The Television Academy held a star-studded gala Thursday night to unveil its redesigned North Hollywood campus and celebrate its 70th anniversary.
TV execs, stars and industry legends swarmed around the Academy’s new media center — named after Haim Saban and his wife, Cheryl — and then piled into the state-of-the-art Wolf Theatre — titled after Dick and Noelle Wolf — as TV Academy chairman and CEO Bruce Rosenblum broke the seal of its cutting-edge Dolby audio and visual systems with a highlight reel of memorable TV moments that drew applause and laughs from the audience.
“This is one of the most technologically advanced theaters in the world, and as a part of their sponsorship, Dolby will update the theater’s technology for the next 10 years, guaranteeing us the ultimate entertainment experience,” Rosenblum revealed.
The theater, which also boasts deep red, plush, comfortable seats, prompted Chelsea Handler to joke, “it’s almost as big as Ted Sarandos’ screening room.”
At the event, the big four broadcast networks were inducted into the TV Academy Hall of Fame, and presented with the “Cornerstone” award. Tim Allen presented to Disney/ABC Television Group president Ben Sherwood; Allison Janney introduced former CBS Entertainment chair Nina Tassler; Ted Danson gave NBC Entertainment chairmen Robert Greenblatt its award; and Lea Michele awarded Chairman and CEO of Fox Networks Group Peter Rice.

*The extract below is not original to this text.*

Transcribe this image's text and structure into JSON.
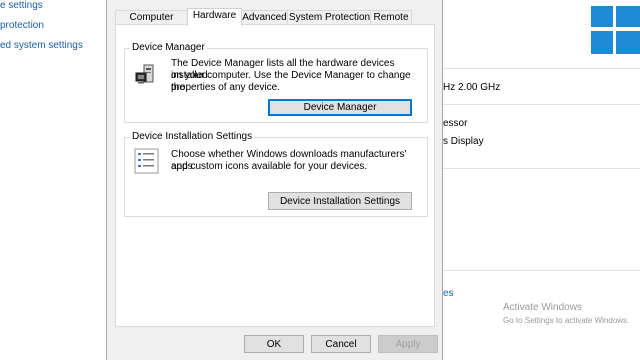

“What’s amazing isn’t just that an entire industry was built on the shoulders of the men and women who worked at the Big Four, what’s amazing is their ongoing vibrancy and impact today — even in a world with over 100 networks and on-demand platforms,” WME TV chief Rick Rosen said before inducting the networks.
The evening ended with a “class photo,” which gathered 70 stars across the history of television to commemorate the academy’s anniversary. Among the talent: Florence Henderson, Garry Marshall, Bob Newhart, Phylicia Rashad, Lily Tomlin, Suzanne Somers, Felicity Huffman, Fred Savage, Rami Malek, Marsai Martin, Benito Martinez, Louis Gossett Jr. — and Lassie (the 10th generation), who barked down 3-2-1 for the photo.
Rosenblum announced that the Academy has hit $30 million of its $40 million goal for its “New Destination” capital campaign, thanks in part to four major media companies, which joined as founding partners for the launch: The Walt Disney Company, 20th Century Fox, TimeWarner, and Netflix.
Netflix chief content officer Ted Sarandos told Variety that the celebration marks a defining moment to not only look back at the history of the medium, but also its crossover success in a new era of technology. “It’s hard to imagine, but a couple of years ago we weren’t in the mix, and here we are producing and distributing shows in a wildly different way, in all practical purposes, didn’t even exist in the gleam of an eye 70 years ago,” said Sarandos.
(Pictured: Rick Rosen, Ted Sarandos and Bruce Rosenblum)